Items from a data source
==============================
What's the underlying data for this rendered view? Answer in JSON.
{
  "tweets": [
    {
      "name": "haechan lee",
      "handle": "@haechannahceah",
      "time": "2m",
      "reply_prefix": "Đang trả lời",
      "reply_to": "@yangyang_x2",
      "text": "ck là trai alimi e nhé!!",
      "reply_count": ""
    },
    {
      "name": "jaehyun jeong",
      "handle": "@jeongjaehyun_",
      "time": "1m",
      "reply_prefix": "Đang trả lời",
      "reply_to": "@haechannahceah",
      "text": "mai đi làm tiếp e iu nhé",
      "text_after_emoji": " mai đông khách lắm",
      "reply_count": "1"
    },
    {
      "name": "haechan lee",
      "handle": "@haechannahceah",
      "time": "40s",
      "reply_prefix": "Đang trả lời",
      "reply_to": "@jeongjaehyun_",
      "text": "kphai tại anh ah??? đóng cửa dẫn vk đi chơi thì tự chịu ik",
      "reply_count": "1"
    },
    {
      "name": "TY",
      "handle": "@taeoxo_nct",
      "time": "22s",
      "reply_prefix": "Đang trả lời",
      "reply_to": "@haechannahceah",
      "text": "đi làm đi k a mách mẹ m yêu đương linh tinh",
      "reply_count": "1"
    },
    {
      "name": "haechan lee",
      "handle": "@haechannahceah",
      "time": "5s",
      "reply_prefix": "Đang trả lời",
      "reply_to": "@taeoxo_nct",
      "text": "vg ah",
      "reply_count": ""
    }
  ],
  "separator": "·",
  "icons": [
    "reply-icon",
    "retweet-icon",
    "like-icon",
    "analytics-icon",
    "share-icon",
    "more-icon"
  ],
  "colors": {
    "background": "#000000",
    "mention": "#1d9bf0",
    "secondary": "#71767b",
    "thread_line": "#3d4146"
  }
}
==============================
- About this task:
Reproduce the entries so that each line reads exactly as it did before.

- Completed exercise:
What's the underlying data for this rendered view? Answer in JSON.
{
  "tweets": [
    {
      "name": "haechan lee",
      "handle": "@haechannahceah",
      "time": "2m",
      "reply_prefix": "Đang trả lời",
      "reply_to": "@yangyang_x2",
      "text": "ck là trai alimi e nhé!!",
      "reply_count": ""
    },
    {
      "name": "jaehyun jeong",
      "handle": "@jeongjaehyun_",
      "time": "1m",
      "reply_prefix": "Đang trả lời",
      "reply_to": "@haechannahceah",
      "text": "mai đi làm tiếp e iu nhé",
      "text_after_emoji": " mai đông khách lắm",
      "reply_count": "1"
    },
    {
      "name": "haechan lee",
      "handle": "@haechannahceah",
      "time": "40s",
      "reply_prefix": "Đang trả lời",
      "reply_to": "@jeongjaehyun_",
      "text": "kphai tại anh ah??? đóng cửa dẫn vk đi chơi thì tự chịu ik",
      "reply_count": "1"
    },
    {
      "name": "TY",
      "handle": "@taeoxo_nct",
      "time": "22s",
      "reply_prefix": "Đang trả lời",
      "reply_to": "@haechannahceah",
      "text": "đi làm đi k a mách mẹ m yêu đương linh tinh",
      "reply_count": "1"
    },
    {
      "name": "haechan lee",
      "handle": "@haechannahceah",
      "time": "5s",
      "reply_prefix": "Đang trả lời",
      "reply_to": "@taeoxo_nct",
      "text": "vg ah",
      "reply_count": ""
    }
  ],
  "separator": "·",
  "icons": [
    "reply-icon",
    "retweet-icon",
    "like-icon",
    "analytics-icon",
    "share-icon",
    "more-icon"
  ],
  "colors": {
    "background": "#000000",
    "mention": "#1d9bf0",
    "secondary": "#71767b",
    "thread_line": "#3d4146"
  }
}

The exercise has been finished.